Why Study ECE at VMI?

  • Low Student-to-Faculty Ratio 

The overall student-to-faculty ratio at VMI is approximately 11-to-1. This means cadets receive individual attention from the faculty. There are no large auditorium classes and no waiting in lines to get questions answered.

  • Qualified Faculty 

All faculty in the ECE Department have Ph.D.'s and are licensed professional engineers. They also have a wide variety of academic, industrial, and military experience in the many areas of electrical and computer engineering.

  • Emphasis on Teaching 

VMI is a four-year undergraduate institution where teaching is of the highest priority. All classes, including laboratories, are taught by faculty. All faculty in the ECE Department have "open-door" policies and maintain office hours.

  • Broad Coverage of ECE 

Cadets in the VMI ECE curriculum get a broad coverage of areas within the ECE field. The coverage includes circuits, digital systems and computer architecture, microcontrollers, programmable logic devices, controls, communications, signal processing, and microelectronics. 

  • Hands-On Laboratories 

All courses in the ECE curriculum have a partial or full laboratory component which provides hands-on opportunities that reinforce theory with practical examples of hardware and software systems. Laboratories are well maintained with state-of-the-art equipment and supplies. 

  • Independent Study Projects and Design Projects 

Even though the department's priority is teaching, cadets can learn to do research as part of an independent study project. A wide variety of projects in many fields of ECE are available including biomedical engineering, robotics, and semiconductor fabrication. In the junior and senior years, a senior design project is given which relies on the research and design skills developed during the cadet's time at VMI.

  • Total Character Education 

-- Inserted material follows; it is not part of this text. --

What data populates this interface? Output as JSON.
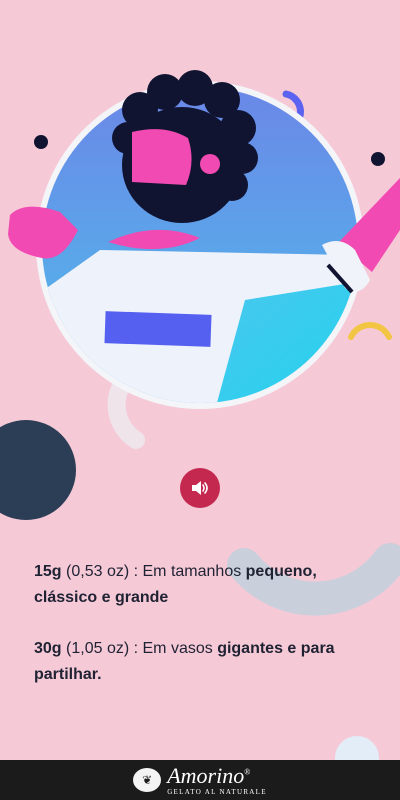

The unique environment at VMI contributes to the development of many elements of a cadet's character which are not necessarily addressed at other institutions. These include military discipline, time management, physical conditioning, leadership, and the ability to work in teams. All are useful life-skills that can be applied in the workplace, in a graduate program, or in a military career, where challenges such as stress, time constraints, and group problem solving are present.